Thanks to the generosity of a friend who lent them a Garmin inReach, they had the means of providing us with updates and more importantly, sending out a call for help if needed. At the end of day 1, we received the following message at dusk, “Camp made on Knife [lake]. Great day.” What followed was a link with their GPS coordinates. With one click we could see exactly where they were. Whew, peace of mind.
While we drove up to a modern warm cabin on the Gunflint Trail overlooking Poplar Lake, the boys made their way along the border from lake to lake, slogging through snow drifts, skiing on hard windblown crust and plowing through waist deep snow on portages. They trekked from sunup to sundown, made camp, ate and slept when darkness fell. Although they saw plenty of open water, they were fortunate not to find slush between the layers of snow and ice. Snowmobiles and dog sleds were allowed on some of the lakes, but alas, none created a packed path for them in the direction they were going. They took turns breaking trail.
Of course, we knew none of this at the time. We pondered the snow conditions, praised the good weather, hoped they were staying warm enough at night. The daily updates were a godsend.
We were in position for pickup on the third day. Mid-day we got word: “At Sag [Saganaga Lake] at American Point may finish late” I settled in with a good book across from the cozy fire. At 4pm we got the text we’d been awaiting. “ETA 1 hourish on snowmobile trail.” When we arrived at the designated boat launch, I couldn’t just stand there and wait. Hiking out the narrow inlet, I searched the distant shore, footstep after footstep. The two tiny figures that materialized on the horizon lifted my heart.
They arrived very sunburned and weather-beaten, but with the biggest smiles I’ve ever seen. They had done it! It was a lot harder and slower going than they had anticipated, due to the lack of packed snow, but they made it and were justifiably thrilled. Carl summed it up, “This trip gets a big check on my To Do list. I don’t need to do that again!”

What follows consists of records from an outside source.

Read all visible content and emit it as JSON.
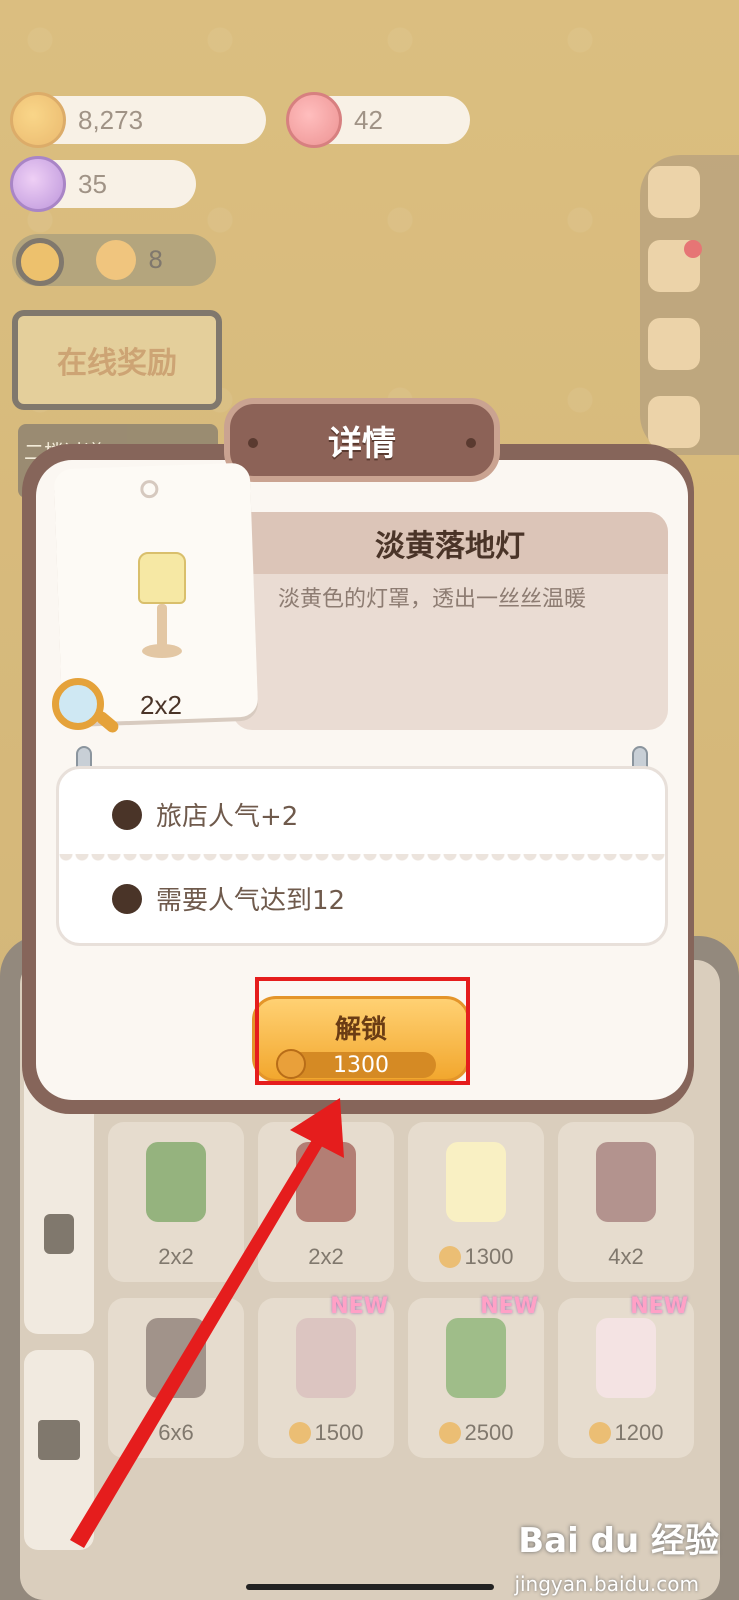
{
  "resources": {
    "cookies": "8,273",
    "jam": "42",
    "candy": "35"
  },
  "level": {
    "gingerbread_count": "8"
  },
  "online_reward_label": "在线奖励",
  "notice_text": "二楼过道",
  "modal": {
    "title": "详情",
    "item_name": "淡黄落地灯",
    "item_description": "淡黄色的灯罩，透出一丝丝温暖",
    "item_size": "2x2",
    "perks": [
      "旅店人气+2",
      "需要人气达到12"
    ],
    "unlock_label": "解锁",
    "unlock_cost": "1300"
  },
  "shop_items": [
    {
      "label": "2x2",
      "coin": false,
      "new": false,
      "color": "#5c8a3a"
    },
    {
      "label": "2x2",
      "coin": false,
      "new": false,
      "color": "#8a3a2a"
    },
    {
      "label": "1300",
      "coin": true,
      "new": false,
      "color": "#f6e8a4"
    },
    {
      "label": "4x2",
      "coin": false,
      "new": false,
      "color": "#8b5a52"
    },
    {
      "label": "6x6",
      "coin": false,
      "new": false,
      "color": "#6f5a4c"
    },
    {
      "label": "1500",
      "coin": true,
      "new": true,
      "color": "#c9a6a0"
    },
    {
      "label": "2500",
      "coin": true,
      "new": true,
      "color": "#6c9a4a"
    },
    {
      "label": "1200",
      "coin": true,
      "new": true,
      "color": "#eed4d4"
    }
  ],
  "new_badge": "NEW",
  "watermark": {
    "brand": "Bai du 经验",
    "url": "jingyan.baidu.com"
  },
  "colors": {
    "highlight": "#e51d1d",
    "accent": "#f2a72e"
  }
}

The accomplishment deserved celebrating with dinner at the iconic Trail Center Lodge. Word leaked out about their adventure, and soon everyone around us wanted to know all the details. The staff presented them with medals and even offered to be their food sponsor for the next adventure, with their locally made Camp Chow ! Nothing could top seeing the pure pleasure on the faces of my sons.

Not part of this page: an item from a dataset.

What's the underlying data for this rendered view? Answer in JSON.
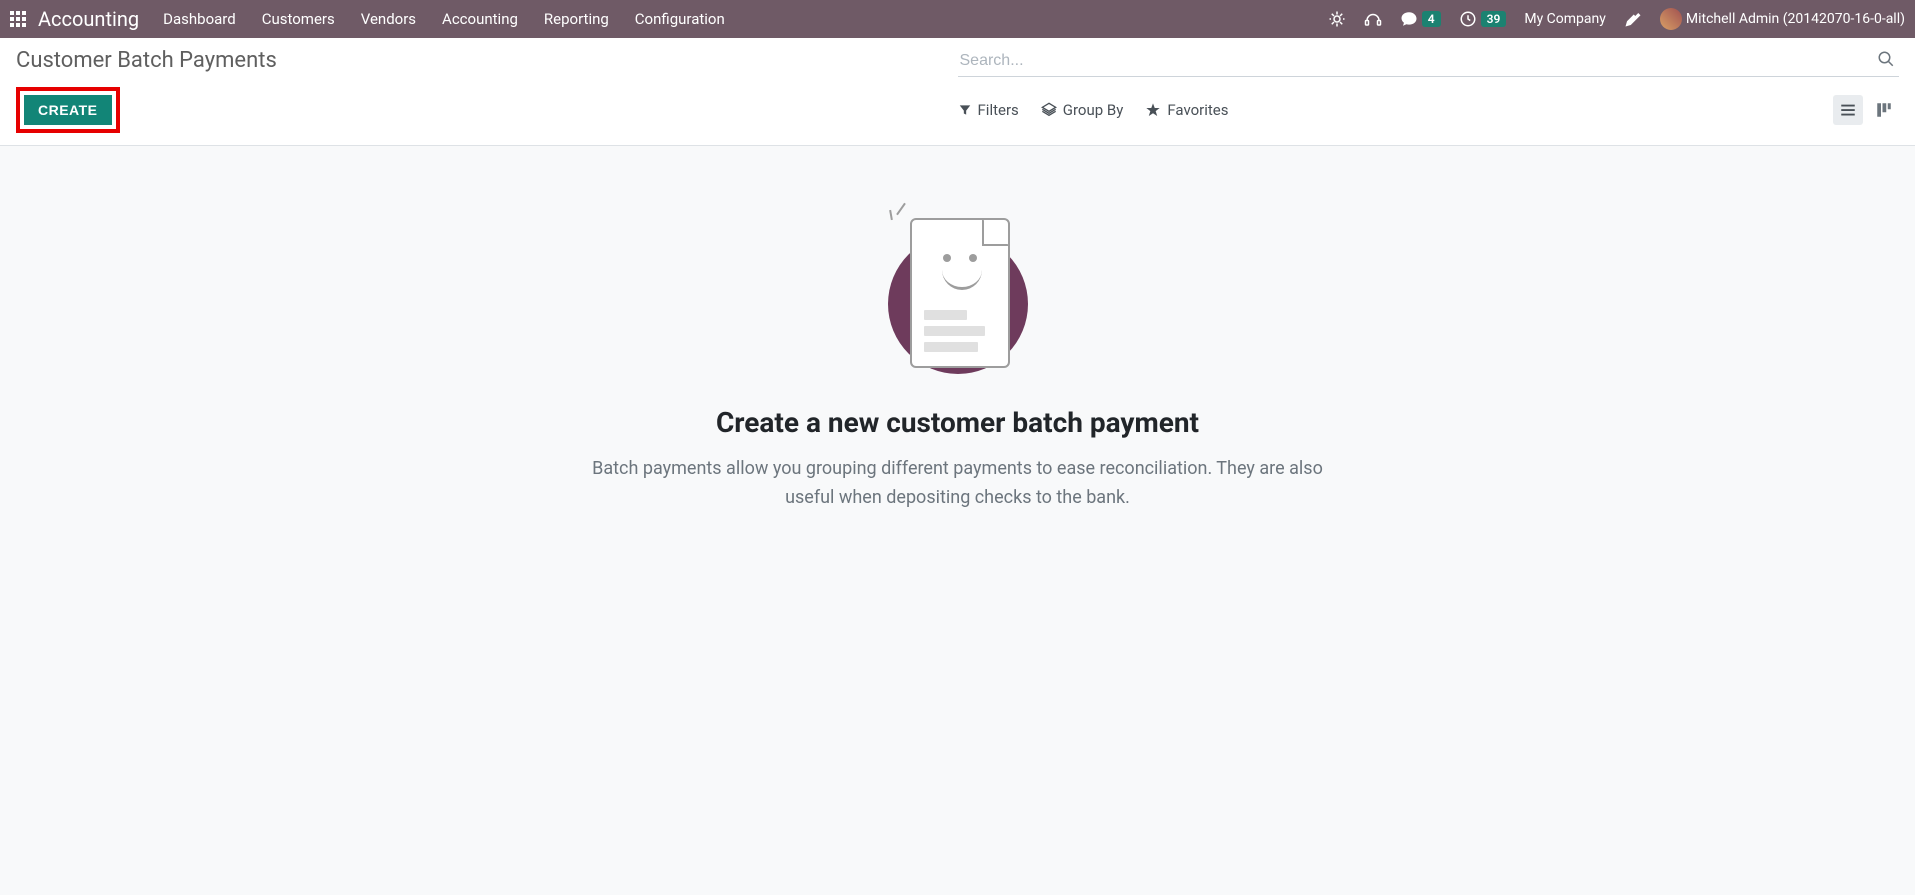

I’m not likely to trek with a sled across frozen lakes through the Boundary Waters, go winter camping or even climb my great-grandfather’s mountain. But I’m so glad to be a part of my sons’ lives watching them do it. It fills my heart to know that they choose to pursue these dreams together. Carl and Erik, I’ll be there, at your service, any time you plan another adventure.